President Roelofs’s Tips for First-Year Students 2019


Lyle Roelofs

Berea College President Lyle Roelofs

Starting college can be challenging, stressful, and confusing. Here are some tips for making your time at Berea a success.
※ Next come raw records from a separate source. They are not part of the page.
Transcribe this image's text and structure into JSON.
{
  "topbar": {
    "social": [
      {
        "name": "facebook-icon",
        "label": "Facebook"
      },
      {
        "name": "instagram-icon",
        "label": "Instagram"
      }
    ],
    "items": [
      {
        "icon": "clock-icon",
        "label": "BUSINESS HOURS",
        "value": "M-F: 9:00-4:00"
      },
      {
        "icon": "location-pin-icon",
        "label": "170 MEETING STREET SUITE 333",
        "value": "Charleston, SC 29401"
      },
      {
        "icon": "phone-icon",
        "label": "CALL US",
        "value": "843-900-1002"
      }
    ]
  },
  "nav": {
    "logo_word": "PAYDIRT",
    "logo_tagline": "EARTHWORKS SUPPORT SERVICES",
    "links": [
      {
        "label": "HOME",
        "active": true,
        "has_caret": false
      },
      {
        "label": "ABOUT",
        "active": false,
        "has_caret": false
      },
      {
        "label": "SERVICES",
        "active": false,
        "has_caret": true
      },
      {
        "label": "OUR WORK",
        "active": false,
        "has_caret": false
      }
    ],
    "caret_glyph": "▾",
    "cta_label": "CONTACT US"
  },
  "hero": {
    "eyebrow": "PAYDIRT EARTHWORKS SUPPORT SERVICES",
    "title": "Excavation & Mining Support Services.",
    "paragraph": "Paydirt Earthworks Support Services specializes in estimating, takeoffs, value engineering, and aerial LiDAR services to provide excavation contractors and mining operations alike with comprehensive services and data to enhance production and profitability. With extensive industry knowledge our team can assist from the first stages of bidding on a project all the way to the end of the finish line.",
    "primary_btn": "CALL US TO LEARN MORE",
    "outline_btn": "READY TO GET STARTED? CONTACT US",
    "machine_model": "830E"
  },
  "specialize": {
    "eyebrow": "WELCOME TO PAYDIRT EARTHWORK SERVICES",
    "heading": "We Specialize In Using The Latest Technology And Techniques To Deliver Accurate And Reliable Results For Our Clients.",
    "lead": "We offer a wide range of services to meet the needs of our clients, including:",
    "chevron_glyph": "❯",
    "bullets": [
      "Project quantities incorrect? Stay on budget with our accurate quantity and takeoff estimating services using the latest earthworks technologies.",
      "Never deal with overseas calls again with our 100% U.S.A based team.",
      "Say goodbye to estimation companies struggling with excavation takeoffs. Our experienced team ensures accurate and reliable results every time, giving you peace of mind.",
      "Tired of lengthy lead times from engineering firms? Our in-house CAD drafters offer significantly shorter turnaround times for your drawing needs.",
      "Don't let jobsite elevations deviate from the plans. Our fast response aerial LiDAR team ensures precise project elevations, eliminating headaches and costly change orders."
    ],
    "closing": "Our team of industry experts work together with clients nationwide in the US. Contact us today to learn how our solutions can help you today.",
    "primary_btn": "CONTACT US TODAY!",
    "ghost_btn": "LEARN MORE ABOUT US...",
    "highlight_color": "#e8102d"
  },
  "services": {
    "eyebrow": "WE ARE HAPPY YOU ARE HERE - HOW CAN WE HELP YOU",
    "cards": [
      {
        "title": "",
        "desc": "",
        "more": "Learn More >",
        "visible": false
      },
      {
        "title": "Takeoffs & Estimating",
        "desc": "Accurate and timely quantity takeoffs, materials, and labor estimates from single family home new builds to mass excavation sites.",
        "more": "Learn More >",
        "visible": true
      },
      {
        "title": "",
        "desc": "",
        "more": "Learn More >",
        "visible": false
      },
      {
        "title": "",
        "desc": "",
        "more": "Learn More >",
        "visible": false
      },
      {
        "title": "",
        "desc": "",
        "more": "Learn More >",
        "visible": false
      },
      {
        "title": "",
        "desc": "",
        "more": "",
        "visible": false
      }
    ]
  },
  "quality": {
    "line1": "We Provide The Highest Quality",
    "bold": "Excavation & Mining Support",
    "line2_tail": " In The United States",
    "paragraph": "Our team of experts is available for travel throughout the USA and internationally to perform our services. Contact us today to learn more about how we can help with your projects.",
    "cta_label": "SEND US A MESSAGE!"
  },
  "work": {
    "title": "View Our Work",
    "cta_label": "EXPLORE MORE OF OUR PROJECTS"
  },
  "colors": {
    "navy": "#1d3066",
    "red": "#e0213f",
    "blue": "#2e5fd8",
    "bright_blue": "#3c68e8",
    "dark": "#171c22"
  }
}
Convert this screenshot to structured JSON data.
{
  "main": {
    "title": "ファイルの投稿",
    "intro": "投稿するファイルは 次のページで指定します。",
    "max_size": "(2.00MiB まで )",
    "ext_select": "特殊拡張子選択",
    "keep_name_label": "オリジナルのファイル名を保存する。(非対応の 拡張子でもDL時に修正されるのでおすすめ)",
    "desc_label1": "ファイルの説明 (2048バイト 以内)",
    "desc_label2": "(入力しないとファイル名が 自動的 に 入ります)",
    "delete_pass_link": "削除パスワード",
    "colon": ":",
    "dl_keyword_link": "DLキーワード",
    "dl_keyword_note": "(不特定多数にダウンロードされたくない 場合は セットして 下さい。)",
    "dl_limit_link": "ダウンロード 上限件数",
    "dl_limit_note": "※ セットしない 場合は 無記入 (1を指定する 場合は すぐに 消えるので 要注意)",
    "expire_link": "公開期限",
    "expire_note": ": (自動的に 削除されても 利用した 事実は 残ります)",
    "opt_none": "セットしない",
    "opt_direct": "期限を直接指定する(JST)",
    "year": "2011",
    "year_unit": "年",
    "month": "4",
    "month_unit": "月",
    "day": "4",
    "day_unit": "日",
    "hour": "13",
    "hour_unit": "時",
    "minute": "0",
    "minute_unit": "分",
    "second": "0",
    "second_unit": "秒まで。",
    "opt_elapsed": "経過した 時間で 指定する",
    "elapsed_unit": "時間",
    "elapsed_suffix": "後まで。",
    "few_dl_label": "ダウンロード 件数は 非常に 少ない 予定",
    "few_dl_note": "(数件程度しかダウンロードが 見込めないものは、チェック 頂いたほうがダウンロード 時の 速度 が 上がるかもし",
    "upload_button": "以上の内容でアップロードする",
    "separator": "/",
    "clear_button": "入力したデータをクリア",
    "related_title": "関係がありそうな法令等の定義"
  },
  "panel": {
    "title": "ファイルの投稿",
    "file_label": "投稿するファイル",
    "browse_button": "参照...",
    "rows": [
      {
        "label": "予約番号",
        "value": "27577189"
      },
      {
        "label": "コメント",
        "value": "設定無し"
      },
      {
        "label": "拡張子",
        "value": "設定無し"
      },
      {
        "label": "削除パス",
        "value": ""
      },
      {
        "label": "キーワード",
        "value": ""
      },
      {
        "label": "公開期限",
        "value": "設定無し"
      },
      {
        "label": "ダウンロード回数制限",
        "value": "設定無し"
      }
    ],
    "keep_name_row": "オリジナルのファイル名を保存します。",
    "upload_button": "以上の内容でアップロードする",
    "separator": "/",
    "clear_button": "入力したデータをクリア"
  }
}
  1. Trade phone numbers or Facebook Messenger information with someone from each of your classes. That way, you have a friend to help if you miss something or are confused.  And make sure you’re there to help them, when they need it!
  2. Get to know your professors and labor supervisors. The more you reach out to them, the more helpful they can be to you, and they want to be!
  3. Set aside time every day to take care of yourself—listen to music, go for a walk, talk to your friends, whatever works best for you.  (I run three times a week—hope you’ll consider joining me—and do a hard Sudoku puzzle every morning.)  Avoid toxic self-indulgences; you know what yours are!
  4. Check your emails, respond to them and keep them organized. Email is the primary method professors and labor supervisors use to contact students.  You’ll also get a monthly President’s Report from yours truly.
  5. Treat every labor position with dignity.  Your comfort and success here depend crucially on the work that other students do and theirs on yours!
  6. It’s normal to feel overwhelmed; college is much more challenging than high school. If you’re struggling with something, it may not be a good strategy to just try harder.  (Remember the definition-in-jest of insanity: trying the same thing over and over and expecting a different outcome.)  Instead you should reach out to your teachers, fellow students, labor supervisors, or counseling services. Everyone wants everyone else to succeed at Berea!
  7. We will get some inclement weather, so make good plans.  Invest in a good umbrella and/or other rain gear. Berea gets plenty of rain and you won’t want to get soaked going and coming from classes, work, events, etc.  We will also get some cold, maybe even snowy weather in the winter—you’ll need a winter coat and hat and gloves or mittens.  Walmart has an affordable selection.
  8. Expect to encounter very different perspectives from your own in convocations, classes, and conversations with your friends.  Learn from those differences; approach everything with an open mind; learn both how to incorporate those alternative perspectives into your thinking and how to better and more persuasively articulate your own deeply held convictions.
  9. Be prepared to interrogate yourself.  If something is going wrong, play the “But why?” game. Bombed the test, did you? But why? Because you didn’t study enough. But why? Because you were too tired. But why? Because you are sleep deprived. But why? Because you stay up too late? But why? I cannot stop playing Fortnite.  Then, be intentional and do something about it!
  10. Don’t forget all the great activities that are available as part of the college experience: from athletics to debate team, from SGA to the music ensembles, from HVZ to TGIF, from intramurals to Kinetic Expressions; but don’t spread yourself too thin by getting involved in too many things.  They should complement your academic success, not get in its way.
  11. Read (or reread) the Great Commitments.  You’ll be amazed and inspired.